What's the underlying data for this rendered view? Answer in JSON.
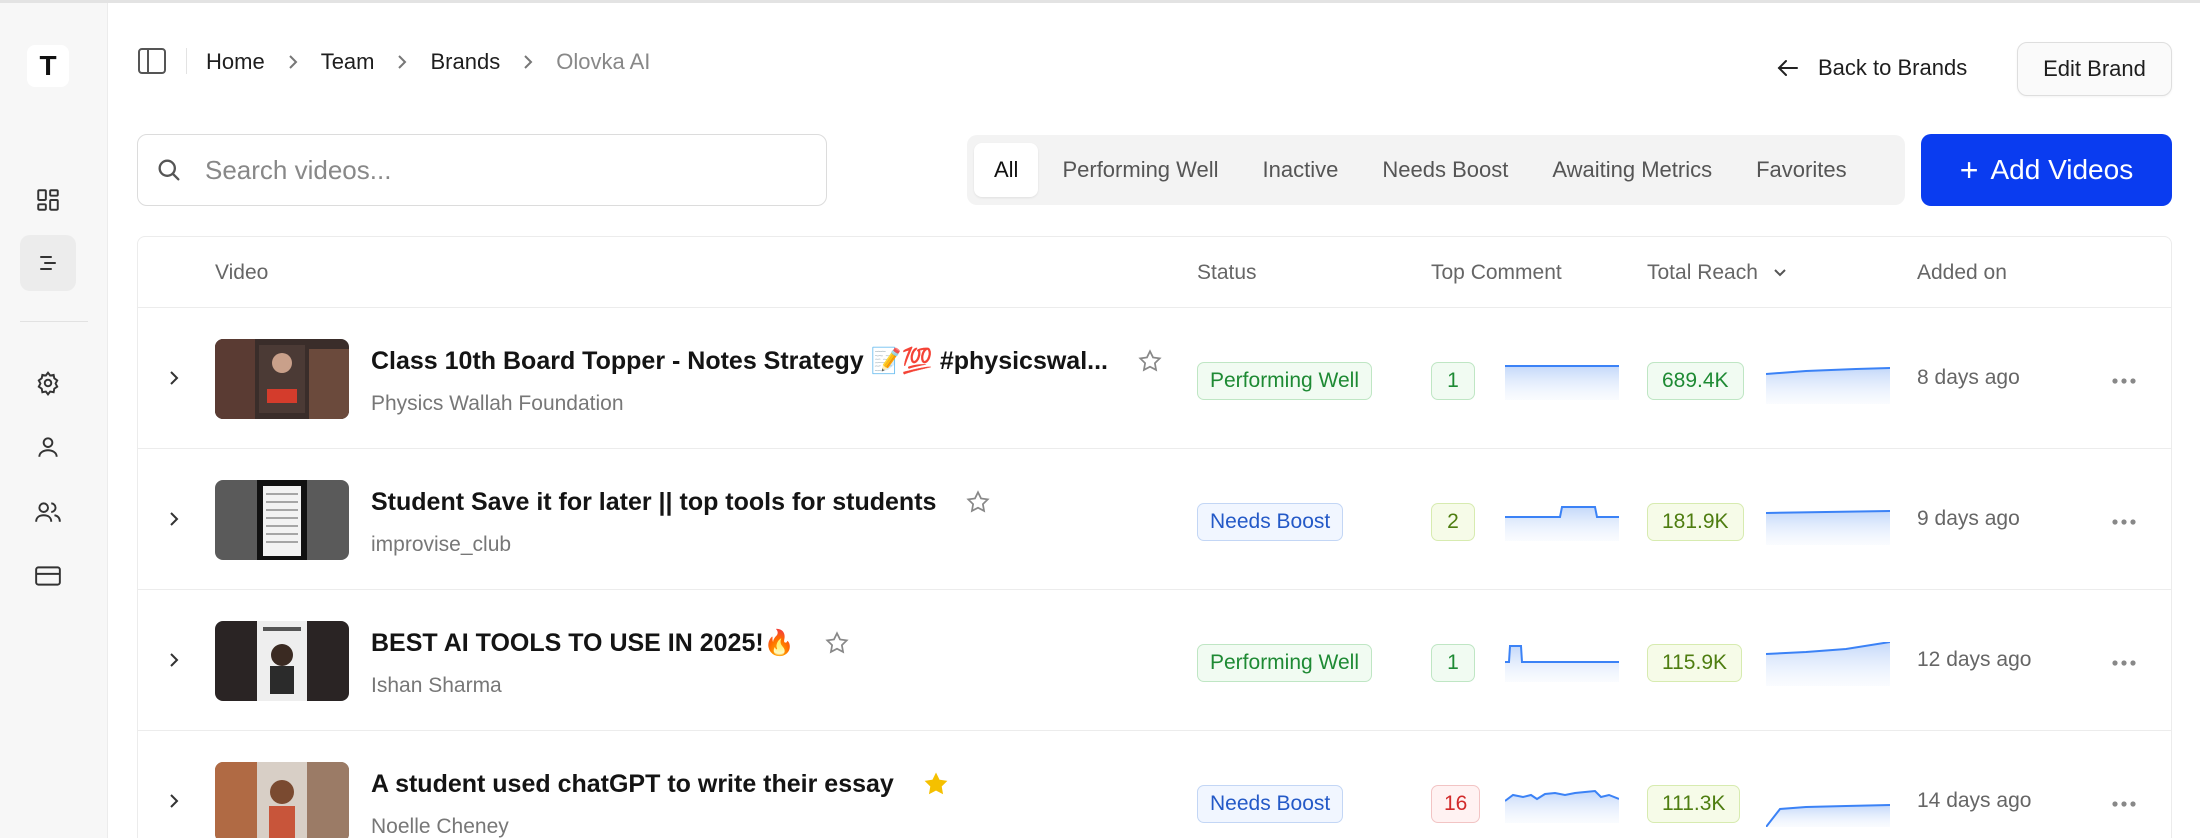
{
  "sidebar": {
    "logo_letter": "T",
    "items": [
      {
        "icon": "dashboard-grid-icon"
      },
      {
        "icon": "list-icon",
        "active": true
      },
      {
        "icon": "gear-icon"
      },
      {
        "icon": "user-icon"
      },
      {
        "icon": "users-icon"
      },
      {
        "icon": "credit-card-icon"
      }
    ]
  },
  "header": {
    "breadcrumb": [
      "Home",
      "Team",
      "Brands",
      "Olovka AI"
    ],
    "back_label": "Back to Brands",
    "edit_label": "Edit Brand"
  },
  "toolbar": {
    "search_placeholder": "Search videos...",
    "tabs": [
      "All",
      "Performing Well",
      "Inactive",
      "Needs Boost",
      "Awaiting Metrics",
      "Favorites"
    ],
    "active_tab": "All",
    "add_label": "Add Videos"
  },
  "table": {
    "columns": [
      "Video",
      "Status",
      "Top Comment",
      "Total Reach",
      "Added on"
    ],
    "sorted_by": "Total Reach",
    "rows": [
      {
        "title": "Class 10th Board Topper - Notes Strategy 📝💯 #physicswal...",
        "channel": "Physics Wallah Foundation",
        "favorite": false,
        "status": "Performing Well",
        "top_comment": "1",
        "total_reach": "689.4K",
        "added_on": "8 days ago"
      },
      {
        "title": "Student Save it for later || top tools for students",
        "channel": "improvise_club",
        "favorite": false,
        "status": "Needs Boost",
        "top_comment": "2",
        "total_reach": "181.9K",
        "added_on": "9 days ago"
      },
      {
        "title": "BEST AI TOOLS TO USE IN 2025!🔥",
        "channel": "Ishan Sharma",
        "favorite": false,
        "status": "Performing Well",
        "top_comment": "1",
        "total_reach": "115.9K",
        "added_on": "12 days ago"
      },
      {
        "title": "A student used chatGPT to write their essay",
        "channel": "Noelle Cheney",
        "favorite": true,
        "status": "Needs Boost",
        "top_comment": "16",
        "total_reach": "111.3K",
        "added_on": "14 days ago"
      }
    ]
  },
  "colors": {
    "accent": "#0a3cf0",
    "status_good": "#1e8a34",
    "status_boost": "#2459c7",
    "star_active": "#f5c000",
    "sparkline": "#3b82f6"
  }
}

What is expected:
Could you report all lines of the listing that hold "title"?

Reply:
        "title": "Class 10th Board Topper - Notes Strategy 📝💯 #physicswal...",
        "title": "Student Save it for later || top tools for students",
        "title": "BEST AI TOOLS TO USE IN 2025!🔥",
        "title": "A student used chatGPT to write their essay",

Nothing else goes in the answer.